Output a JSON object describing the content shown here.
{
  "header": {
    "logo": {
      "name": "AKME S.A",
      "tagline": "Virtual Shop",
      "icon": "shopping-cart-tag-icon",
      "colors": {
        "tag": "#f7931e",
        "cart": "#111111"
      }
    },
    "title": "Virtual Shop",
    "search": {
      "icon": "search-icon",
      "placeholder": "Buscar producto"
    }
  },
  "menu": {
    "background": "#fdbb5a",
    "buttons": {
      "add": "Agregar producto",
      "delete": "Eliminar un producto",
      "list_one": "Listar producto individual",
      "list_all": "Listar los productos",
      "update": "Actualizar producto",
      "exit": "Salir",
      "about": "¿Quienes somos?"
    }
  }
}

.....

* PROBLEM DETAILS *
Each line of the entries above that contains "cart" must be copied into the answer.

* RESULT FOR THIS EXERCISE *
      "icon": "shopping-cart-tag-icon",
        "cart": "#111111"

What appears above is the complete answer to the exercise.